Zynga Poker (Credit: Zynga)
As the company continues to see users abandon its games at an alarming rate, it has reversed course on its plan to pursue real-money casino games in the U.S., a combination that led to investors punishing the stock Friday.
On the surface, the earnings revealed Thursday afternoon were actually better than analysts were expecting. Zynga reported second-quarter revenue of $230.7 million -- notably more than the $160 million Wall Street expected.
The good news ended there, though. Daily active users fell 45 percent from 72 million a year ago to 39 million last quarter. Monthly active users were down 39 percent, sliding from 306 million to 187 million.
And the players who stuck around were spending less. "Bookings," corporate speak for spending by players, were down 38 percent compared to a year ago. The company said it looked like that trend would continue, with bookings for this quarter already showing softness.
Zynga shares were down 16 percent in mid-day trading Friday.
As investors absorbed this bad news, they were caught short by Zynga's announcement that it was backing out of the U.S. online gambling market (though would continue to pursue it in the U.K.).
Many analysts had viewed real-money gambling as a way for the company to start generating dependable revenue. Under Mattrick, however, it appears Zynga will remain largely focused on games.
"The decision really centered around focus," said Zynga COO David Ko
[Related: Zynga loses its zing with players, investors]
Mattrick addressed the company's troubles head-on in an earnings call with analysts, saying he expects the volatility that has become Zynga's unfortunate trademark to continue for another six months to one year, as the company resets and develops a new strategy.

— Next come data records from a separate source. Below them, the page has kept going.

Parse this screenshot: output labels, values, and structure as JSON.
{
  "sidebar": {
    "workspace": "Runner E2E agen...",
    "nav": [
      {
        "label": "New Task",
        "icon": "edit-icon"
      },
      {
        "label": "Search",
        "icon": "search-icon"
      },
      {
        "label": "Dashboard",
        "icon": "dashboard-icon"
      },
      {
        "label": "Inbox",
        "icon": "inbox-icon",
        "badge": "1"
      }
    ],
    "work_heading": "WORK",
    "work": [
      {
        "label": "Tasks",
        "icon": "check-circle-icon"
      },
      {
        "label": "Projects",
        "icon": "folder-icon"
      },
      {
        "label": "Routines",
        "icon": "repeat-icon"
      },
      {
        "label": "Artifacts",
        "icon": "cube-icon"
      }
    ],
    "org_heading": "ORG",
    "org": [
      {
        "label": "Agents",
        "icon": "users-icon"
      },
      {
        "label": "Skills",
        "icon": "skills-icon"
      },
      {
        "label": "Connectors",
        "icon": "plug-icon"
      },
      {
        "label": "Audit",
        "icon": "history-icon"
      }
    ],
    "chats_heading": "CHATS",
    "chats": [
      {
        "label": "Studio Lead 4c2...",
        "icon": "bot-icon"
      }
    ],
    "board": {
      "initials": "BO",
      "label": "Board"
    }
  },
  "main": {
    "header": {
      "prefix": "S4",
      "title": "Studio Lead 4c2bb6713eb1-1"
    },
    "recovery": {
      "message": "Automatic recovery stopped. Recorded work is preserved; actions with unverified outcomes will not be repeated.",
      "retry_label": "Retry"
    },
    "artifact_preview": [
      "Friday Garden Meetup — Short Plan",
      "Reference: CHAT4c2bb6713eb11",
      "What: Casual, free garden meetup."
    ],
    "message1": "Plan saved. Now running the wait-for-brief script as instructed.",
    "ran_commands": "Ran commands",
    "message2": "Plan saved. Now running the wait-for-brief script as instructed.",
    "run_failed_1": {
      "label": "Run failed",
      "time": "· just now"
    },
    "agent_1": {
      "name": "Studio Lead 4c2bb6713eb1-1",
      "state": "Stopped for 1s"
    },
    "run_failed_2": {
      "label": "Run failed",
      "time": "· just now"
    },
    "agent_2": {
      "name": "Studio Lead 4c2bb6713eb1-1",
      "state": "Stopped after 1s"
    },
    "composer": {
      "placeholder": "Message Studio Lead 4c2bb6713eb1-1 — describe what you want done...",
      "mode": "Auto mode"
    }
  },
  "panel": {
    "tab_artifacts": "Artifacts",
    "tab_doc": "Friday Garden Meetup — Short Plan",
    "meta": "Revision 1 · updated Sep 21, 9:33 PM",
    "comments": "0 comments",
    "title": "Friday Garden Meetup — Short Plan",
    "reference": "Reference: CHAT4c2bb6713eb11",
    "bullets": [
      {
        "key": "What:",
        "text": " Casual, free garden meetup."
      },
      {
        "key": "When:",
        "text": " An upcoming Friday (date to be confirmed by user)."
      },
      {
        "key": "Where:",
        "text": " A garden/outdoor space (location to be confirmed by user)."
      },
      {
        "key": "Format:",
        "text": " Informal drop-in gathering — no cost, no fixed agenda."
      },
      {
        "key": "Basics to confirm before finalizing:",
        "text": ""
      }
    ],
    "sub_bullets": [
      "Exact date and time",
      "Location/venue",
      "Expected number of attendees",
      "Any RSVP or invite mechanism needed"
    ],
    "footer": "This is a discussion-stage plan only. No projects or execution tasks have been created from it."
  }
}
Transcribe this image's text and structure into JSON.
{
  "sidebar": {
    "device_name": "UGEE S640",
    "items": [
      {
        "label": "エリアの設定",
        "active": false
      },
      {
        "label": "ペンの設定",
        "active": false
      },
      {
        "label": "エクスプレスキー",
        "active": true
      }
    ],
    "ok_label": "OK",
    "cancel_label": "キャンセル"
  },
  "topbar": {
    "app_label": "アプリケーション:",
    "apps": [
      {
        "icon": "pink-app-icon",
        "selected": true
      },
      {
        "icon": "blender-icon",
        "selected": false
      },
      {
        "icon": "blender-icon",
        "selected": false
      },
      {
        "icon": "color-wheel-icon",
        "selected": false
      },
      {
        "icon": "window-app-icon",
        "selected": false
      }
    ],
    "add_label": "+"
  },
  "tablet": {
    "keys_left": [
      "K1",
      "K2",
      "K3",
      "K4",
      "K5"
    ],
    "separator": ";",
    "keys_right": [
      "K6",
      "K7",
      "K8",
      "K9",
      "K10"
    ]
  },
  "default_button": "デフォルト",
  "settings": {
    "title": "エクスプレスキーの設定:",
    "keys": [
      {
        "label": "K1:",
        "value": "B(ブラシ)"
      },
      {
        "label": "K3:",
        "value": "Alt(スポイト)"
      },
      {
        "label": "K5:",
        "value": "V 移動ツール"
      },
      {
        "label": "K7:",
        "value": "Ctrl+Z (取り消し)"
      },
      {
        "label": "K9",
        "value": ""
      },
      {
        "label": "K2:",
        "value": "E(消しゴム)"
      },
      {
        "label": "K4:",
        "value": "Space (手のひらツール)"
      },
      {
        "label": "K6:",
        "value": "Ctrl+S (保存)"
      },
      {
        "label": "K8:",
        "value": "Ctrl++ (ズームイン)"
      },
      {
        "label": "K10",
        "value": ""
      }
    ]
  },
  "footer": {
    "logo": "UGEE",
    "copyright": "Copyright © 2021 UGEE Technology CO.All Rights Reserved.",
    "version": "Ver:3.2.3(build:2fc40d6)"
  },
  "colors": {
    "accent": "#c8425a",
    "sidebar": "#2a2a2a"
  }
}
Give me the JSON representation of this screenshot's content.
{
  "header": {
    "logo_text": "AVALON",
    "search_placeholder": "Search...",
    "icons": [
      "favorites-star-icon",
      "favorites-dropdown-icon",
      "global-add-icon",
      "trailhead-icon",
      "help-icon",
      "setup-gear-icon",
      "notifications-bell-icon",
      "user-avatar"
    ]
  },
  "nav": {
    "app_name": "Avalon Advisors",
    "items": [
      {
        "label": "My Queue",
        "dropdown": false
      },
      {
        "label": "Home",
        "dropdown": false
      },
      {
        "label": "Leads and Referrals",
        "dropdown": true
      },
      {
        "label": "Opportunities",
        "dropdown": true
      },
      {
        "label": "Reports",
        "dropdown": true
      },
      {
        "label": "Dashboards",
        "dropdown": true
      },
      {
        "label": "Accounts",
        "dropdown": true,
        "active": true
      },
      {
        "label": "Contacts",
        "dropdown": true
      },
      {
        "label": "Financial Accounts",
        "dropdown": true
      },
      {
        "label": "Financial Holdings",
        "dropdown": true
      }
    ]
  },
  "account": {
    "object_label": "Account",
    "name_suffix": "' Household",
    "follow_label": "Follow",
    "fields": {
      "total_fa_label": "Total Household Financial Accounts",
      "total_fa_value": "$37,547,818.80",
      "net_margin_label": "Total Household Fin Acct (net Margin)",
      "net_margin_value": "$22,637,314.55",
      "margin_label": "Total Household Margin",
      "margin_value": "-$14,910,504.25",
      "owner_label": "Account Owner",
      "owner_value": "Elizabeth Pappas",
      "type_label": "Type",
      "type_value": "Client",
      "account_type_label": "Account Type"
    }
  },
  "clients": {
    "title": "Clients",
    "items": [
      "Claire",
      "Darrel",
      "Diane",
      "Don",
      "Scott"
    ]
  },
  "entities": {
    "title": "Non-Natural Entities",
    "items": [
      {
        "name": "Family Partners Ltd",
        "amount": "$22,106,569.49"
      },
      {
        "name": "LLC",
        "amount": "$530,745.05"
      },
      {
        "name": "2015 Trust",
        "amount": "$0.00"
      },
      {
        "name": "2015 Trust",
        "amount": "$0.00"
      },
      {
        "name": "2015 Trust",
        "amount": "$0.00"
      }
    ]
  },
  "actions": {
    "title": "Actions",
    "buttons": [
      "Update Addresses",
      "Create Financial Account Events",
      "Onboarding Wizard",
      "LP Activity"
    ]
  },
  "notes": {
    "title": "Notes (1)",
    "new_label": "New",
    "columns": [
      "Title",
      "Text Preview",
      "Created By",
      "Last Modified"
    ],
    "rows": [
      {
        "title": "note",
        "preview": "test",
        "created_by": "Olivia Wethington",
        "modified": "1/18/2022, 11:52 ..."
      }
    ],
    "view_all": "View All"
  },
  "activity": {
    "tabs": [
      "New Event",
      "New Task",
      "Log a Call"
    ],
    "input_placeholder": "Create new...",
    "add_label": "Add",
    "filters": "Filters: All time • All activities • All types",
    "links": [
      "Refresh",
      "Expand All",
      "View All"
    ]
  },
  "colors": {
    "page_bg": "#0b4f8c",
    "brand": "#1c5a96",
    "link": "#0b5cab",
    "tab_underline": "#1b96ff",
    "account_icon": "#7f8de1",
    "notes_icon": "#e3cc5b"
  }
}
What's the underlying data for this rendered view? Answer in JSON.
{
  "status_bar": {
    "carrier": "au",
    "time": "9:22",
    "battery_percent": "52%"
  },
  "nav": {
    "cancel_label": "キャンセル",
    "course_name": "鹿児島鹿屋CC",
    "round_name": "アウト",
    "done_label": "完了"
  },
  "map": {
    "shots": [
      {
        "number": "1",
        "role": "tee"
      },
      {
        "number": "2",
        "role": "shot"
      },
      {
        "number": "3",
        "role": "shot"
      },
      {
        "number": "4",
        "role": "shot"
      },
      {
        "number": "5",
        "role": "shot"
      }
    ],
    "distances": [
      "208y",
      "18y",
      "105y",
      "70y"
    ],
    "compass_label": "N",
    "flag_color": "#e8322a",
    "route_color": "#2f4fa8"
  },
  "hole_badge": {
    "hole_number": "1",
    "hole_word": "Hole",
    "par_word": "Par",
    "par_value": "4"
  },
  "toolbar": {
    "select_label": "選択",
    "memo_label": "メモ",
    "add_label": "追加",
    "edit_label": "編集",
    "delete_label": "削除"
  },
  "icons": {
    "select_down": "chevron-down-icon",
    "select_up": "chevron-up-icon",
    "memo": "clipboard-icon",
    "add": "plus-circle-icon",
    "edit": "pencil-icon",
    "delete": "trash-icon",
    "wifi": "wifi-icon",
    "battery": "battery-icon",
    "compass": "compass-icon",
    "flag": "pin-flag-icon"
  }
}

"Getting a business back on track isn’t easy and isn’t quick," he said. "We have a lot of hard work in front of us but I believe we can succeed as a team and Zynga can do this. ... There‘s no denying we’re not where we want to be. We’ve not met our investors’ expectations, we’ve not met our own expectations and most importantly, we’ve not met our players’ expectations. But there’s also no denying that we have what it takes to get back to winning. I know we can do better."
Mattrick said he plans to spend the next 90 days conducting a top-to-bottom review of the company and its practices while assessing and resetting the product pipeline.
- Investment & Company Information
- Don Mattrick